Adopt An Orangutan from World Animal Foundation
Adopt An Orangutan from World Animal Foundation and make a difference for animals and the environment.
Your WAF Adopt An Orangutan Kit comes in a deluxe WAF Folder and includes:
- Glossy Photo of Your Adopted Orangutan
- Adopt An Orangutan Adoption Certificate
- Fact Sheet About Your Adopted Orangutan
- Help Animals Info Cards Packed With Information On Animal Issues & How You Can Help Animals And The Environment
Adopt An Animal Adopt An Orangutan Kits make great gifts and can be sent directly to the recipient. Simply supply the recipient's name and mailing address as shipping information. We'll even include a letter stating the Adopt An Orangutan is from you.
WAF's Adopt An Orangutan symbolic adoption is $35 and helps the World Animal Foundation to preserve the planet and protect its animals. Adopt an orangutan for yourself or order an Adopt An Orangutan as a gift. Help make a difference for animals - Adopt An Orangutan Today!
Orangutans have thin, shaggy, reddish-brown hair. They have long, powerful arms and strong hands that they can use to manipulate tools. Orangutans have the ability to make 13 to15 different types of vocalizations.
Most orangutans are four to five feet long, some can reach a length of six feet. Adult males weigh between 100 and 200 pounds and adult females weigh between 65 and 100 pounds. Orangutans have an arm spread of about five feet.
An estimated 19,000 to 25,000 orangutans live in the wild. Another 900 live in captivity.
In the wild, orangutans live for about 35 to 40 years.
Orangutans are only found on the islands of Sumatra and Borneo in Southeast Asia.
Orangutans are arboreal creatures, which means they spend most of their lives slowly walking, swinging and climbing through dense rain forests.
Orangutans feed mainly on fruits, especially wild figs. They also eat other kinds of vegetation, insects, small vertebrates and birds eggs.
Orangutans are solitary creatures. Adult males live primarily alone and only come together with females to mate. Adult females live with their young. Occasionally, adults will live with other adults for short periods in small temporary groups.
Orangutans spend most of their lives in a "home range" of 0.4 to 3.7 square miles. Females have a smaller home range than males. Sometimes the home ranges of individual orangutans overlap.
Females are able to give birth after age seven, but in the wild they generally do not mate until age 12. They give birth to one young at a time, which clings to its mother’s stomach until it is about a year old. When an orangutan reaches adolescence at about four or five years, it becomes more independent but may seek protection from its mother until it reaches seven to eight years.

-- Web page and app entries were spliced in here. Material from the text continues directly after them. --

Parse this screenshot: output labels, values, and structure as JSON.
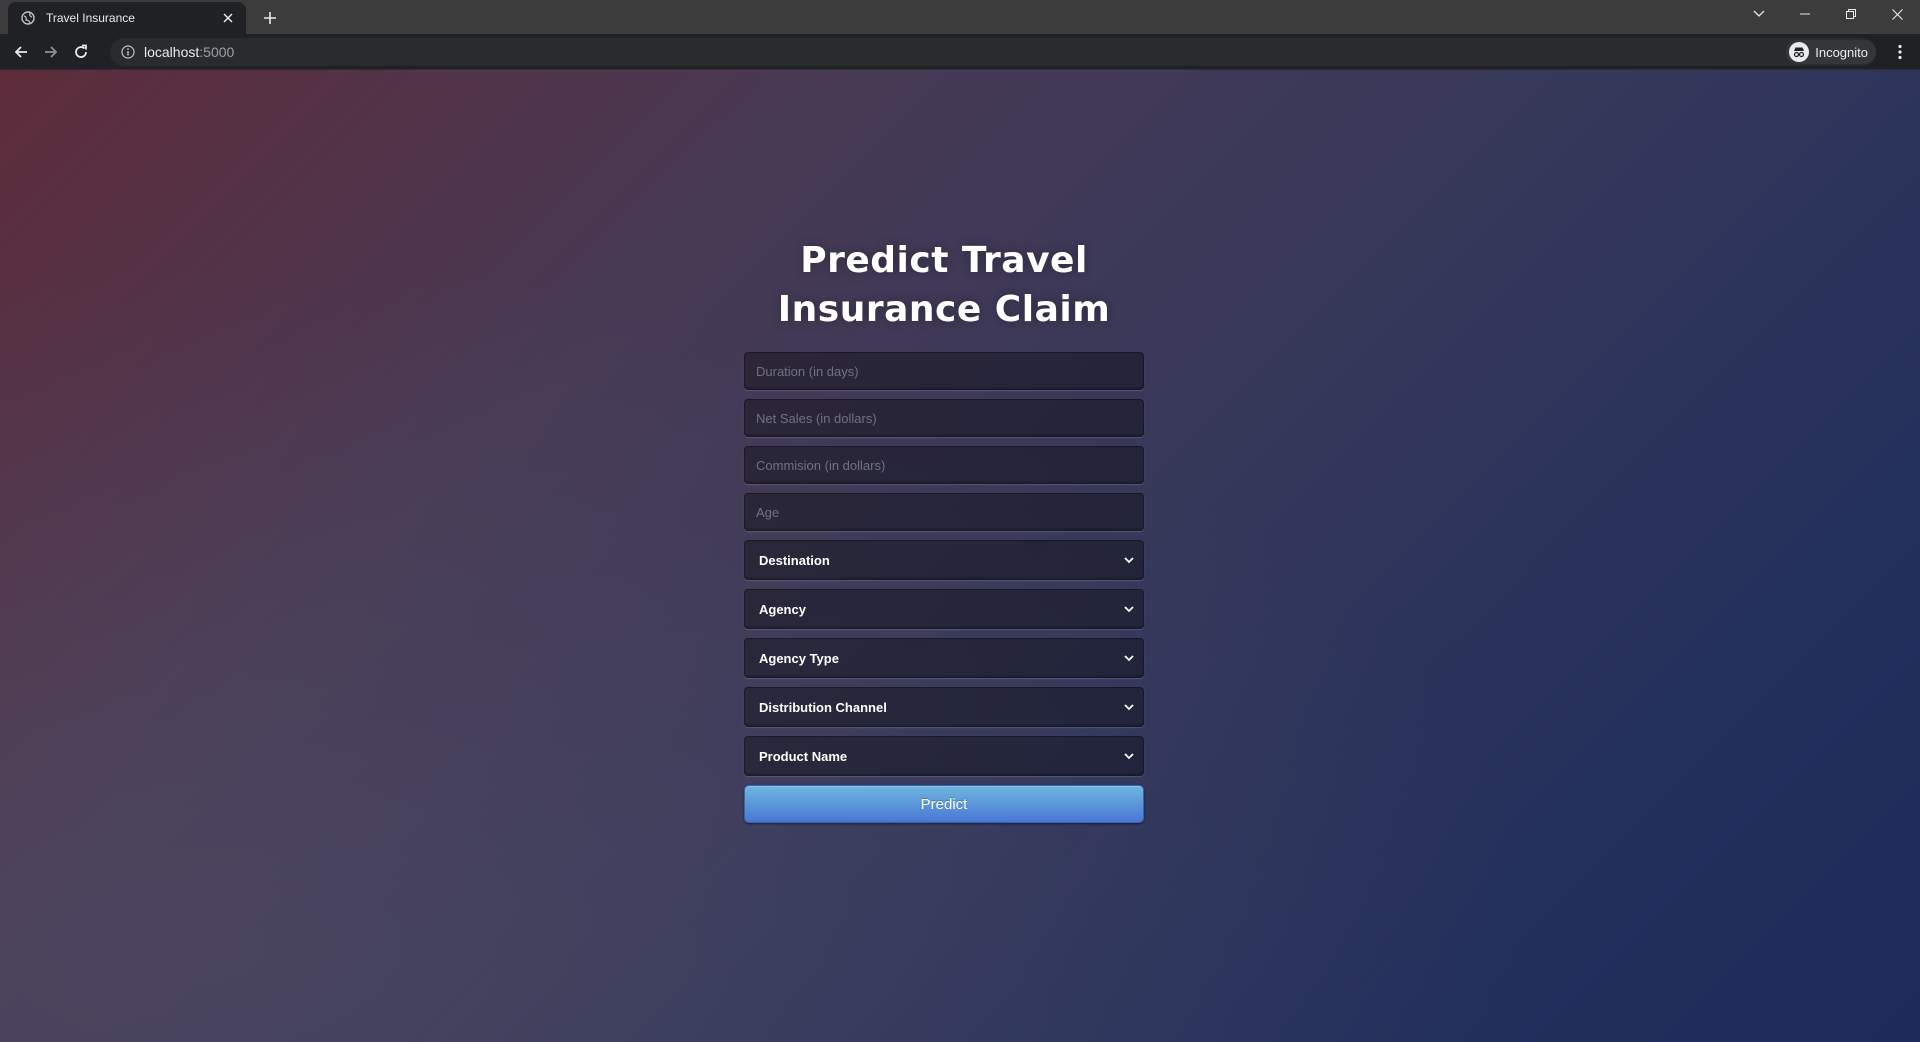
{
  "browser": {
    "tab": {
      "title": "Travel Insurance",
      "favicon": "globe-icon"
    },
    "address_bar": {
      "host": "localhost",
      "port": ":5000"
    },
    "profile": {
      "label": "Incognito"
    }
  },
  "page": {
    "title_line1": "Predict Travel",
    "title_line2": "Insurance Claim",
    "fields": {
      "duration": {
        "placeholder": "Duration (in days)",
        "value": ""
      },
      "net_sales": {
        "placeholder": "Net Sales (in dollars)",
        "value": ""
      },
      "commision": {
        "placeholder": "Commision (in dollars)",
        "value": ""
      },
      "age": {
        "placeholder": "Age",
        "value": ""
      }
    },
    "selects": {
      "destination": "Destination",
      "agency": "Agency",
      "agency_type": "Agency Type",
      "distribution_channel": "Distribution Channel",
      "product_name": "Product Name"
    },
    "predict_label": "Predict"
  },
  "colors": {
    "button_top": "#6eb6de",
    "button_bottom": "#4a77d4",
    "background_left": "#5e2c3b",
    "background_right": "#1c2b58"
  }
}
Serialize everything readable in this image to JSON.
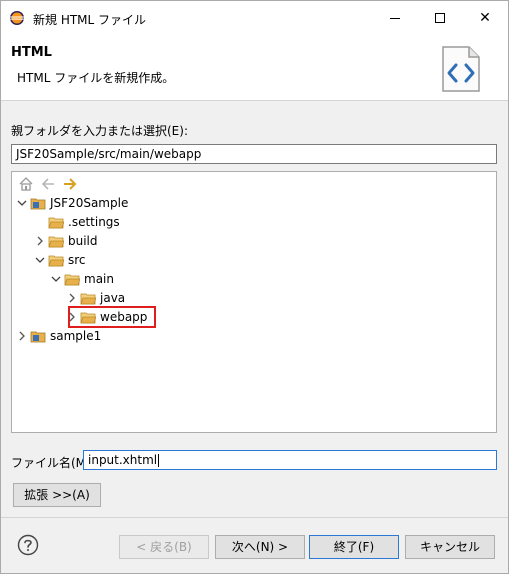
{
  "window": {
    "title": "新規 HTML ファイル",
    "app_icon": "eclipse-icon",
    "controls": [
      "minimize-icon",
      "maximize-icon",
      "close-icon"
    ]
  },
  "header": {
    "title": "HTML",
    "description": "HTML ファイルを新規作成。",
    "icon": "html-file-icon"
  },
  "parent_folder": {
    "label": "親フォルダを入力または選択(E):",
    "value": "JSF20Sample/src/main/webapp"
  },
  "tree": {
    "toolbar": [
      "home-icon",
      "back-icon",
      "forward-icon"
    ],
    "nodes": [
      {
        "label": "JSF20Sample",
        "type": "project",
        "expanded": true
      },
      {
        "label": ".settings",
        "type": "folder"
      },
      {
        "label": "build",
        "type": "folder",
        "expanded": false
      },
      {
        "label": "src",
        "type": "folder",
        "expanded": true
      },
      {
        "label": "main",
        "type": "folder",
        "expanded": true
      },
      {
        "label": "java",
        "type": "folder",
        "expanded": false
      },
      {
        "label": "webapp",
        "type": "folder",
        "expanded": false,
        "selected": true
      },
      {
        "label": "sample1",
        "type": "project",
        "expanded": false
      }
    ]
  },
  "file_name": {
    "label": "ファイル名(M):",
    "value": "input.xhtml"
  },
  "buttons": {
    "advanced": "拡張 >>(A)",
    "back": "< 戻る(B)",
    "next": "次へ(N) >",
    "finish": "終了(F)",
    "cancel": "キャンセル"
  },
  "colors": {
    "highlight_border": "#e01e1e",
    "focus_border": "#2b79d4",
    "folder": "#e8b04a"
  }
}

The orangutan’s most serious threat is the destruction of forest habitat from excessive logging. Female orangutans are also killed and their young are taken and illegally placed in circuses and zoos. Orangutans are highly endangered in the wild. Orangutan habitat destruction due to logging, mining and forest fires has been increasing rapidly in the last decade. Much of this activity is illegal, occurring in national parks that are officially off limits to loggers, miners and plantation development. There is also a major problem with the illegal trapping of baby orangutans for sale into the pet trade; the trappers usually kill the mother to steal the baby.